(Source data)
--------

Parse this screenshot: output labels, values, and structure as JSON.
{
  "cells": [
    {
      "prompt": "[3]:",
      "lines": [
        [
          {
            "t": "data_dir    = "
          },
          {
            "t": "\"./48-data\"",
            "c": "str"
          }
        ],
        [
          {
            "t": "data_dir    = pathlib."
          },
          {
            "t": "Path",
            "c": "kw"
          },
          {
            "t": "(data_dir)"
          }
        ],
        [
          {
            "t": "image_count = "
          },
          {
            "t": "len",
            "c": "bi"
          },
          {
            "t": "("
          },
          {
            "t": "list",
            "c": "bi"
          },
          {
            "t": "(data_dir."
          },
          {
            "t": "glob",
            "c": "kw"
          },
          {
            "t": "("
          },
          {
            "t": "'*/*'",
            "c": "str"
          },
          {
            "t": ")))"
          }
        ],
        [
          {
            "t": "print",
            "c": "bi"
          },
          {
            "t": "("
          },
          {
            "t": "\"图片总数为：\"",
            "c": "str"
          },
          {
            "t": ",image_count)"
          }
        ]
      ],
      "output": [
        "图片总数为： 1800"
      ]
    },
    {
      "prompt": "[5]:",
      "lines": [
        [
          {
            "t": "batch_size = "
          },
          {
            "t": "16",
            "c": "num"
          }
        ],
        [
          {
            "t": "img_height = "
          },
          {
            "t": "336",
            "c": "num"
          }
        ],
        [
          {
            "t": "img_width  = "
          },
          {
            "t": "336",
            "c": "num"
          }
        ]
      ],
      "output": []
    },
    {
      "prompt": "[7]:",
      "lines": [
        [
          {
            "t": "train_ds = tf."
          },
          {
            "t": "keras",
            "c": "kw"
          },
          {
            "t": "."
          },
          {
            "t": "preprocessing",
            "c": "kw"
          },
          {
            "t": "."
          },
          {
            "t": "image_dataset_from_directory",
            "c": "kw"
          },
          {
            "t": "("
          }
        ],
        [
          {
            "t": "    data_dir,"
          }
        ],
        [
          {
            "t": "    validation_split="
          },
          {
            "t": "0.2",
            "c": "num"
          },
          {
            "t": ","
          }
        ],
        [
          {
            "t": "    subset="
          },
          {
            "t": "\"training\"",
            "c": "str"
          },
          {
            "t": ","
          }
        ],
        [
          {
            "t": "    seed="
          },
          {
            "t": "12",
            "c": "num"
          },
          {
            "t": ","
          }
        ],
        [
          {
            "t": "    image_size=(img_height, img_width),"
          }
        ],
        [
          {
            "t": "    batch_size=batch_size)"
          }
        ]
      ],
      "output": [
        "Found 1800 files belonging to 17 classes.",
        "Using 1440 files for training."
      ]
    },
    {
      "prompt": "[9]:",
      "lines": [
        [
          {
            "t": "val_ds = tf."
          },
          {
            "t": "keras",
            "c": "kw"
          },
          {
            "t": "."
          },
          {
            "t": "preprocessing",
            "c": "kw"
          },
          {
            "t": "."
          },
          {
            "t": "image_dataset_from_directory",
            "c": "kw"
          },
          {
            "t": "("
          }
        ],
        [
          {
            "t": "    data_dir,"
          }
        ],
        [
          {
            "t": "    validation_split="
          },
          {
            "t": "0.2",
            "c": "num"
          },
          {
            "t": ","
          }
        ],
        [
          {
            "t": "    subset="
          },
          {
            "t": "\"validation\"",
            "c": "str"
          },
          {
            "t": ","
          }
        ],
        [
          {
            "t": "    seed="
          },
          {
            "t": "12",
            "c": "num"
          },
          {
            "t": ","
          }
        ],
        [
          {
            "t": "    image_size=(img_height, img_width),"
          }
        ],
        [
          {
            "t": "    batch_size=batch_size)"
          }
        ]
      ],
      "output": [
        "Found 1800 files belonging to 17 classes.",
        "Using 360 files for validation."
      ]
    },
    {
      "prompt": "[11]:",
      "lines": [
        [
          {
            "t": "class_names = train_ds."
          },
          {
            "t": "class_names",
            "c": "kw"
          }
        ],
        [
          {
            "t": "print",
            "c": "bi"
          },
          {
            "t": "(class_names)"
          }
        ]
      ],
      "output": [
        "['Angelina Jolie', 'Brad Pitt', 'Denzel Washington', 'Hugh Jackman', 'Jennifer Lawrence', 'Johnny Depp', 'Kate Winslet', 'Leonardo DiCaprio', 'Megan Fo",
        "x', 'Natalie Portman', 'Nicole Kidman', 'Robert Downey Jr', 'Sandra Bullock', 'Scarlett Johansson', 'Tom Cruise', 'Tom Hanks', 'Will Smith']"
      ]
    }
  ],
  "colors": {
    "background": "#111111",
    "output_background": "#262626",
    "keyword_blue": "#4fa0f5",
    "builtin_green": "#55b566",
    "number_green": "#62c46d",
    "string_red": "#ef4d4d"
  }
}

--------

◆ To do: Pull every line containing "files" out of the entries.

◆ Answer section:
        "Found 1800 files belonging to 17 classes.",
        "Using 1440 files for training."
        "Found 1800 files belonging to 17 classes.",
        "Using 360 files for validation."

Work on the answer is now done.